PhD project Set against a changing backdrop of reforms in higher education and English language teaching (ELT), the thesis explores the notion of professionalism for university English teachers in Vietnam: What is defined as professionalism in this particular period of time? How is professionalism constructed in this context?
The research approaches professionalism as a critical concept: A list of aspired traits and features are always value-laden and concern the question of power. From this premise, the thesis discusses a "kaleidoscope" relationship between different actors in the making of professionalism. Using Freidson's (2001) ideas on the contingencies of professionalism, the study views the notion as a process rather than a product. Professionalism has its own logic that needs to be respected, but this logic is also incidental to other logics for its establishment and development.
The study uses embedded case study to address its research questions. Defining the case as professionalism for university ELT teachers in contemporary Vietnam higher education, the thesis studies the notion as articulated at national, institutional, and individual levels. The primary data sources include five national policies, institutional policies and management practices at a university and its foreign languages department, and interviews with six academic managers and eleven ELT lecturers. The data were analysed using thematic analysis approach within constructivist, interpretive traditions.

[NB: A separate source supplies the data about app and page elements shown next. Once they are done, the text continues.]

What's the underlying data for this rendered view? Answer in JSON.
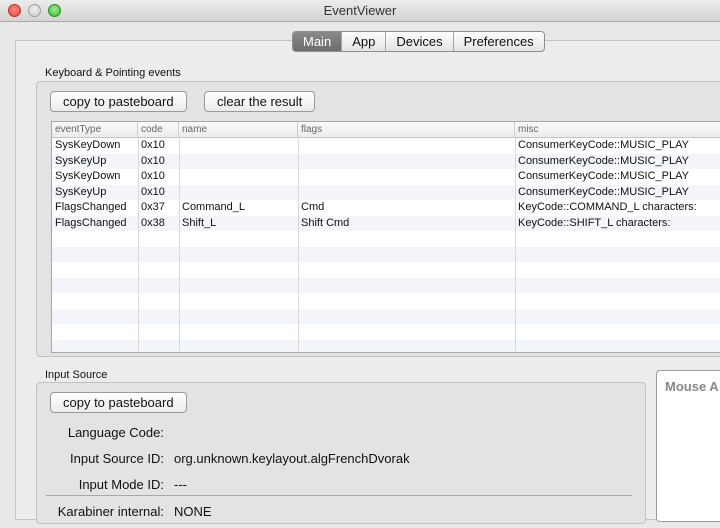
{
  "window": {
    "title": "EventViewer"
  },
  "tabs": [
    {
      "label": "Main",
      "active": true
    },
    {
      "label": "App",
      "active": false
    },
    {
      "label": "Devices",
      "active": false
    },
    {
      "label": "Preferences",
      "active": false
    }
  ],
  "keyboard": {
    "section_label": "Keyboard & Pointing events",
    "copy_label": "copy to pasteboard",
    "clear_label": "clear the result",
    "columns": [
      "eventType",
      "code",
      "name",
      "flags",
      "misc"
    ],
    "rows": [
      [
        "SysKeyDown",
        "0x10",
        "",
        "",
        "ConsumerKeyCode::MUSIC_PLAY"
      ],
      [
        "SysKeyUp",
        "0x10",
        "",
        "",
        "ConsumerKeyCode::MUSIC_PLAY"
      ],
      [
        "SysKeyDown",
        "0x10",
        "",
        "",
        "ConsumerKeyCode::MUSIC_PLAY"
      ],
      [
        "SysKeyUp",
        "0x10",
        "",
        "",
        "ConsumerKeyCode::MUSIC_PLAY"
      ],
      [
        "FlagsChanged",
        "0x37",
        "Command_L",
        "Cmd",
        "KeyCode::COMMAND_L     characters:"
      ],
      [
        "FlagsChanged",
        "0x38",
        "Shift_L",
        "Shift Cmd",
        "KeyCode::SHIFT_L     characters:"
      ]
    ]
  },
  "input_source": {
    "section_label": "Input Source",
    "copy_label": "copy to pasteboard",
    "language_code_label": "Language Code:",
    "language_code_value": "",
    "input_source_id_label": "Input Source ID:",
    "input_source_id_value": "org.unknown.keylayout.algFrenchDvorak",
    "input_mode_id_label": "Input Mode ID:",
    "input_mode_id_value": "---",
    "karabiner_label": "Karabiner internal:",
    "karabiner_value": "NONE"
  },
  "mouse": {
    "title": "Mouse A"
  },
  "colors": {
    "active_tab": "#7a7a7a",
    "row_stripe": "#f2f5fa",
    "close": "#e0443e",
    "minimize": "#c9c9c9",
    "maximize": "#35b42b"
  }
}
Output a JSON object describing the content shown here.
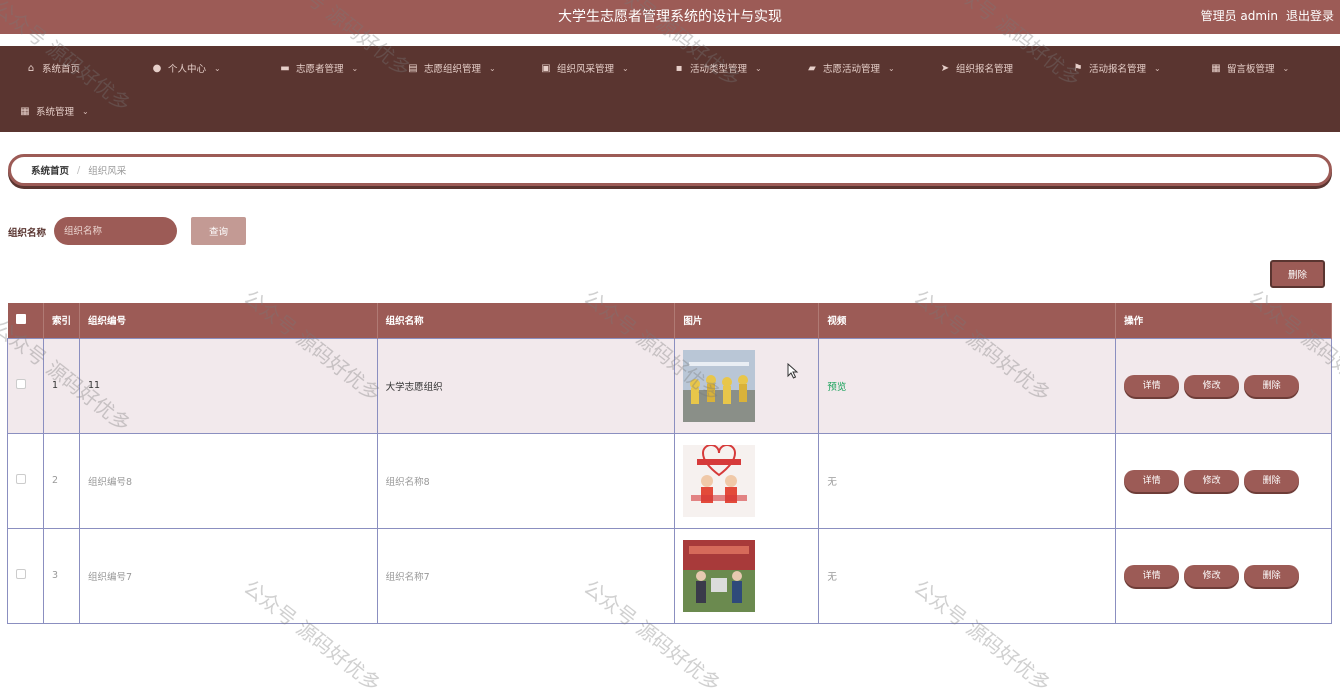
{
  "header": {
    "title": "大学生志愿者管理系统的设计与实现",
    "admin_label": "管理员 admin",
    "logout_label": "退出登录"
  },
  "nav": {
    "items": [
      {
        "label": "系统首页",
        "icon": "home-icon"
      },
      {
        "label": "个人中心",
        "icon": "user-icon"
      },
      {
        "label": "志愿者管理",
        "icon": "ticket-icon"
      },
      {
        "label": "志愿组织管理",
        "icon": "clipboard-icon"
      },
      {
        "label": "组织风采管理",
        "icon": "chart-icon"
      },
      {
        "label": "活动类型管理",
        "icon": "chat-icon"
      },
      {
        "label": "志愿活动管理",
        "icon": "briefcase-icon"
      },
      {
        "label": "组织报名管理",
        "icon": "send-icon"
      },
      {
        "label": "活动报名管理",
        "icon": "flag-icon"
      },
      {
        "label": "留言板管理",
        "icon": "grid-icon"
      },
      {
        "label": "系统管理",
        "icon": "grid-icon"
      }
    ]
  },
  "breadcrumb": {
    "home": "系统首页",
    "separator": "/",
    "current": "组织风采"
  },
  "search": {
    "label": "组织名称",
    "placeholder": "组织名称",
    "button": "查询"
  },
  "toolbar": {
    "delete_label": "删除"
  },
  "table": {
    "headers": {
      "index": "索引",
      "code": "组织编号",
      "name": "组织名称",
      "image": "图片",
      "video": "视频",
      "ops": "操作"
    },
    "rows": [
      {
        "index": "1",
        "code": "11",
        "name": "大学志愿组织",
        "video": "预览"
      },
      {
        "index": "2",
        "code": "组织编号8",
        "name": "组织名称8",
        "video": "无"
      },
      {
        "index": "3",
        "code": "组织编号7",
        "name": "组织名称7",
        "video": "无"
      }
    ],
    "ops": {
      "detail": "详情",
      "edit": "修改",
      "delete": "删除"
    }
  },
  "watermark": "公众号 源码好优多",
  "colors": {
    "primary": "#9c5b56",
    "nav_bg": "#5a3530",
    "selected_row": "#f2e9ec",
    "link_green": "#1aa35b"
  }
}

The results show that professionalism for ELT lecturers in Vietnam can largely be characterised as a professionalism of entrepreneurship, measurability and functionality. ELT is largely considered as a tool for international integration. Each type of professionalism project involves several actors (the state, expert groups, the institution, and ELT academics) with their own logic, but they interrelate in responding to the imperatives of the knowledge-based economy and globalisation. How the meaning of professionalism is established and argued for by the different actors in this study reveals that it is not easy to conceptualise the notion in a binary system of "from above" professionalism versus "from within" professionalism; and "organisational" professionalism versus "occupational" professionalism. The complexities of the logics of professionalism – with an "s", affect whether a professionalisation project can be perceived as being positive or negative – Is it professionalisation or is it deprofessionalisation? The relativity of "from above" and "from within" reflects the contingencies of professionalism, and also suggests authority power is plural, shifting, and fluid, rather than single, normative, and static. Meanwhile, it means human's individual power is not of an ultimate freedom but dependent on external conditions. With these considerations, the study proposes interpreting professionalism as a "social contract". This helps not only recognise a mutual relationship between the state, the institution, and academics, but also illuminate how each party enables, maintains, and contributes to this relationship.